By the time my new found friend made it to the porto-potty with her painful leg, she was so exhausted to where she wanted to return to where she was staying. It was decided among a few ladies, that she could not go back to the L’Enfant Plaza Metro Station because the crowds would be blocking her path. It was concluded that the best alternative was to go to the metro station located north at 7th and Pennsylvania Avenue. I accompanied her to where she could see the station and then I wished her God-speed.
Even though, I was on the outer perimeter of where all the action was, it was still a happening place. Here people had enough space to march. I did talk to a National Guard member who was receiving lots of comments like ,”thank you for your service” while he was answering questions about where to go. I asked him if there had been any difficulties and he responded that there was nothing. This was an amazingly peaceful protest. Of course, I joked this was because women were running the show.Finally, the need for sustenance overtook me. I had already declined an invite to join others who were going somewhere for margueritas and tacos. On the mall near the capital area, I saw a place, Plan B Burger Bar at Penn Quarter, with a reasonable line. As I began chatting with some women from Buffalo, NY., a man came out and mentioned that there was a table for seven. I counted out the four women from Buffalo, two others and myself which made seven and we were all agreeable to the arrangement.Remember that I said that I traveled alone but at no time did I feel like I was by myself. This was a once in a life time surreal experience that I will always treasure. I took the same metro home as my friend did, the Archives-Navy Memorial-Penn Quarter Metro Station.
Even though I was leaving downtown before 4:00 pm, the line to get into the metro was huuuuge. But there was a guard allowing a certain number to descend down the escalators at set periods of time. As I entered the train, a wonderful Samaritan gave me her seat while others said, they would let me know when to exit. The gentlemanly cab driver who drove me to my host’s house was so happy to hear a blow by blow account of the day’s activities from an eyewitness.
After I arrived home, my host who could not have been more gracious and his friend invited me to a function where there would be complimentary food and drinks but I politely begged off so that I could take a nap. When they returned, I regaled them with tales of my day.
I had noticed that the media was slow in covering this once-in-a-lifetime event. On January 22, 2017, The Washington Post writer, Paul Farhi was lamenting how the media elite were late to this story in his op-ed piece, “How mainstream media missed the march that social media turned into a phenomenon.”
“Taken collectively, the Women’s March on Washington and its many affiliated “sister” marches were perhaps the largest single demonstration of the power of social media to create a mobilization.”

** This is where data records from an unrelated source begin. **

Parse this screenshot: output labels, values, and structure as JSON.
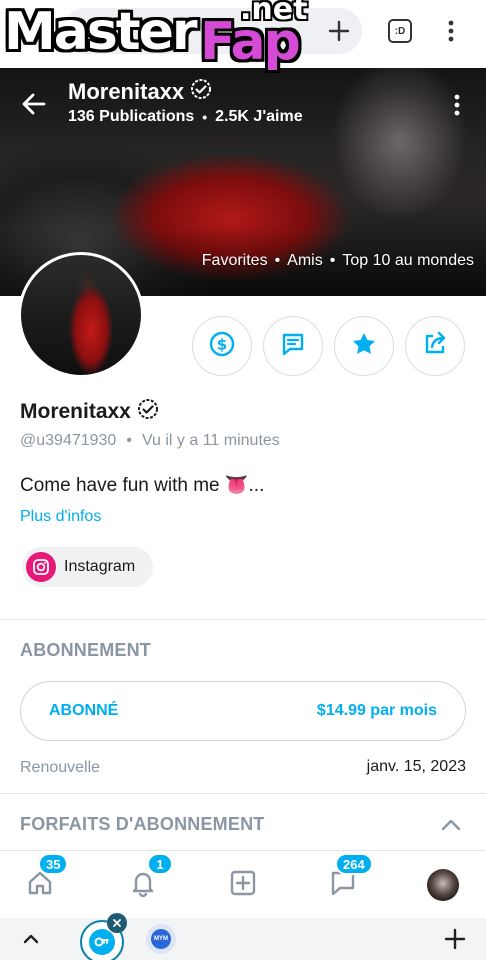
{
  "watermark": {
    "master": "Master",
    "fap": "Fap",
    "net": ".net"
  },
  "browser": {
    "icons": [
      "plus-icon",
      "tab-switcher-icon",
      "more-vertical-icon"
    ],
    "tab_switcher_label": ":D"
  },
  "cover": {
    "name": "Morenitaxx",
    "publications": "136 Publications",
    "likes": "2.5K J'aime",
    "links": [
      "Favorites",
      "Amis",
      "Top 10 au mondes"
    ]
  },
  "actions": [
    "dollar-tip-icon",
    "message-icon",
    "star-icon",
    "share-icon"
  ],
  "profile": {
    "name": "Morenitaxx",
    "handle": "@u39471930",
    "last_seen": "Vu il y a 11 minutes",
    "bio": "Come have fun with me 👅...",
    "more_info": "Plus d'infos",
    "instagram": "Instagram"
  },
  "subscription": {
    "section_title": "ABONNEMENT",
    "status": "ABONNÉ",
    "price": "$14.99 par mois",
    "renew_label": "Renouvelle",
    "renew_date": "janv. 15, 2023",
    "plans_title": "FORFAITS D'ABONNEMENT"
  },
  "nav": {
    "home_badge": "35",
    "notifications_badge": "1",
    "messages_badge": "264"
  },
  "browser_bottom": {
    "mym_label": "MYM"
  },
  "colors": {
    "accent": "#00aff0",
    "muted": "#8a96a3",
    "instagram": "#e6197a"
  }
}
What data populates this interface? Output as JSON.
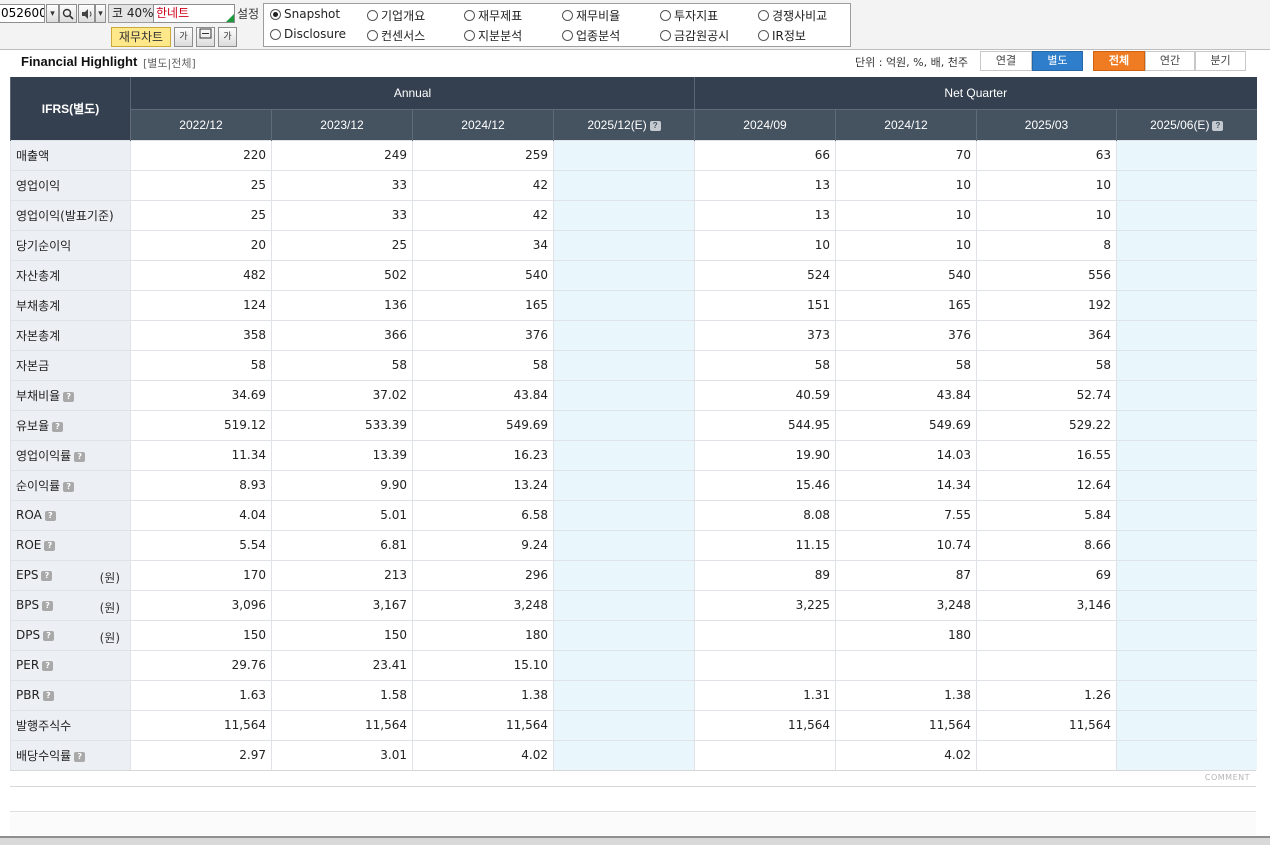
{
  "toolbar": {
    "stock_code": "052600",
    "code_label": "코 40%",
    "company_name": "한네트",
    "setting_label": "설정",
    "chart_button": "재무차트",
    "font_btn": "가",
    "font_btn2": "가"
  },
  "radio_options": [
    {
      "label": "Snapshot",
      "selected": true
    },
    {
      "label": "기업개요",
      "selected": false
    },
    {
      "label": "재무제표",
      "selected": false
    },
    {
      "label": "재무비율",
      "selected": false
    },
    {
      "label": "투자지표",
      "selected": false
    },
    {
      "label": "경쟁사비교",
      "selected": false
    },
    {
      "label": "Disclosure",
      "selected": false
    },
    {
      "label": "컨센서스",
      "selected": false
    },
    {
      "label": "지분분석",
      "selected": false
    },
    {
      "label": "업종분석",
      "selected": false
    },
    {
      "label": "금감원공시",
      "selected": false
    },
    {
      "label": "IR정보",
      "selected": false
    }
  ],
  "section": {
    "title": "Financial Highlight",
    "subtitle": "[별도|전체]",
    "unit_text": "단위 : 억원, %, 배, 천주",
    "tabs": {
      "consolidated": "연결",
      "separate": "별도",
      "all": "전체",
      "annual": "연간",
      "quarter": "분기"
    }
  },
  "table": {
    "corner_label": "IFRS(별도)",
    "group_annual": "Annual",
    "group_quarter": "Net Quarter",
    "columns": [
      "2022/12",
      "2023/12",
      "2024/12",
      "2025/12(E)",
      "2024/09",
      "2024/12",
      "2025/03",
      "2025/06(E)"
    ],
    "rows": [
      {
        "label": "매출액",
        "help": false,
        "unit": "",
        "values": [
          "220",
          "249",
          "259",
          "",
          "66",
          "70",
          "63",
          ""
        ]
      },
      {
        "label": "영업이익",
        "help": false,
        "unit": "",
        "values": [
          "25",
          "33",
          "42",
          "",
          "13",
          "10",
          "10",
          ""
        ]
      },
      {
        "label": "영업이익(발표기준)",
        "help": false,
        "unit": "",
        "values": [
          "25",
          "33",
          "42",
          "",
          "13",
          "10",
          "10",
          ""
        ]
      },
      {
        "label": "당기순이익",
        "help": false,
        "unit": "",
        "values": [
          "20",
          "25",
          "34",
          "",
          "10",
          "10",
          "8",
          ""
        ]
      },
      {
        "label": "자산총계",
        "help": false,
        "unit": "",
        "values": [
          "482",
          "502",
          "540",
          "",
          "524",
          "540",
          "556",
          ""
        ]
      },
      {
        "label": "부채총계",
        "help": false,
        "unit": "",
        "values": [
          "124",
          "136",
          "165",
          "",
          "151",
          "165",
          "192",
          ""
        ]
      },
      {
        "label": "자본총계",
        "help": false,
        "unit": "",
        "values": [
          "358",
          "366",
          "376",
          "",
          "373",
          "376",
          "364",
          ""
        ]
      },
      {
        "label": "자본금",
        "help": false,
        "unit": "",
        "values": [
          "58",
          "58",
          "58",
          "",
          "58",
          "58",
          "58",
          ""
        ]
      },
      {
        "label": "부채비율",
        "help": true,
        "unit": "",
        "values": [
          "34.69",
          "37.02",
          "43.84",
          "",
          "40.59",
          "43.84",
          "52.74",
          ""
        ]
      },
      {
        "label": "유보율",
        "help": true,
        "unit": "",
        "values": [
          "519.12",
          "533.39",
          "549.69",
          "",
          "544.95",
          "549.69",
          "529.22",
          ""
        ]
      },
      {
        "label": "영업이익률",
        "help": true,
        "unit": "",
        "values": [
          "11.34",
          "13.39",
          "16.23",
          "",
          "19.90",
          "14.03",
          "16.55",
          ""
        ]
      },
      {
        "label": "순이익률",
        "help": true,
        "unit": "",
        "values": [
          "8.93",
          "9.90",
          "13.24",
          "",
          "15.46",
          "14.34",
          "12.64",
          ""
        ]
      },
      {
        "label": "ROA",
        "help": true,
        "unit": "",
        "values": [
          "4.04",
          "5.01",
          "6.58",
          "",
          "8.08",
          "7.55",
          "5.84",
          ""
        ]
      },
      {
        "label": "ROE",
        "help": true,
        "unit": "",
        "values": [
          "5.54",
          "6.81",
          "9.24",
          "",
          "11.15",
          "10.74",
          "8.66",
          ""
        ]
      },
      {
        "label": "EPS",
        "help": true,
        "unit": "(원)",
        "values": [
          "170",
          "213",
          "296",
          "",
          "89",
          "87",
          "69",
          ""
        ]
      },
      {
        "label": "BPS",
        "help": true,
        "unit": "(원)",
        "values": [
          "3,096",
          "3,167",
          "3,248",
          "",
          "3,225",
          "3,248",
          "3,146",
          ""
        ]
      },
      {
        "label": "DPS",
        "help": true,
        "unit": "(원)",
        "values": [
          "150",
          "150",
          "180",
          "",
          "",
          "180",
          "",
          ""
        ]
      },
      {
        "label": "PER",
        "help": true,
        "unit": "",
        "values": [
          "29.76",
          "23.41",
          "15.10",
          "",
          "",
          "",
          "",
          ""
        ]
      },
      {
        "label": "PBR",
        "help": true,
        "unit": "",
        "values": [
          "1.63",
          "1.58",
          "1.38",
          "",
          "1.31",
          "1.38",
          "1.26",
          ""
        ]
      },
      {
        "label": "발행주식수",
        "help": false,
        "unit": "",
        "values": [
          "11,564",
          "11,564",
          "11,564",
          "",
          "11,564",
          "11,564",
          "11,564",
          ""
        ]
      },
      {
        "label": "배당수익률",
        "help": true,
        "unit": "",
        "values": [
          "2.97",
          "3.01",
          "4.02",
          "",
          "",
          "4.02",
          "",
          ""
        ]
      }
    ]
  },
  "footer": {
    "comment_label": "COMMENT"
  },
  "colors": {
    "header_dark": "#34404f",
    "header_mid": "#45525f",
    "accent_blue": "#2f7ecb",
    "accent_orange": "#ef7b22",
    "estimate_bg": "#e9f6fb",
    "label_bg": "#eceff3"
  }
}
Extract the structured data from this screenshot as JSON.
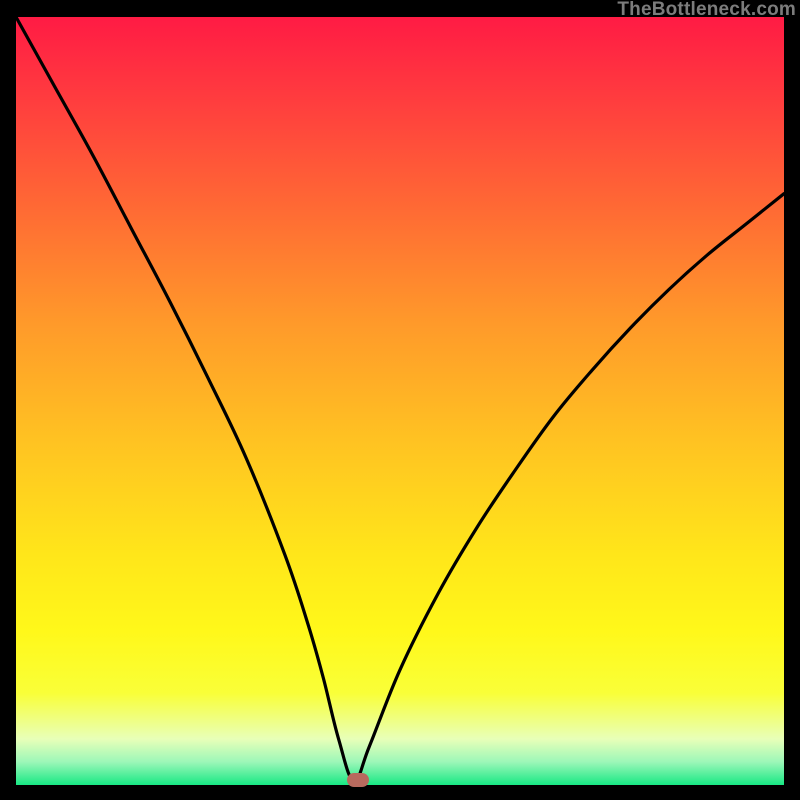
{
  "watermark": "TheBottleneck.com",
  "marker": {
    "color": "#b86a5e",
    "x_pct": 44.5,
    "y_pct": 99.3
  },
  "chart_data": {
    "type": "line",
    "title": "",
    "xlabel": "",
    "ylabel": "",
    "xlim": [
      0,
      100
    ],
    "ylim": [
      0,
      100
    ],
    "grid": false,
    "legend": false,
    "note": "V-shaped curve on red→green vertical gradient. Minimum near x≈44, y≈0. Left branch starts at (0,100).",
    "series": [
      {
        "name": "curve",
        "x": [
          0,
          5,
          10,
          15,
          20,
          25,
          30,
          35,
          38,
          40,
          42,
          44,
          46,
          50,
          55,
          60,
          65,
          70,
          75,
          80,
          85,
          90,
          95,
          100
        ],
        "y": [
          100,
          91,
          82,
          72.5,
          63,
          53,
          42.5,
          30,
          21,
          14,
          6,
          0.5,
          5,
          15,
          25,
          33.5,
          41,
          48,
          54,
          59.5,
          64.5,
          69,
          73,
          77
        ]
      }
    ],
    "background_gradient_top_to_bottom": [
      "#ff1b44",
      "#ff6a34",
      "#ffc222",
      "#fff81a",
      "#18e884"
    ],
    "marker_point": {
      "x": 44.5,
      "y": 0.7,
      "color": "#b86a5e",
      "shape": "rounded-rect"
    }
  }
}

“No such effort (social media) has turned out so many in a single day. The crush of bodies was so heavy that organizers and public safety officials in several cities, including Chicago, suspended plans for actually marching anywhere.”
Yes, the media did miss out on this major story but “We the People (women and their supportive men) got this story big time. This will always be an iconic memory for a lot of us.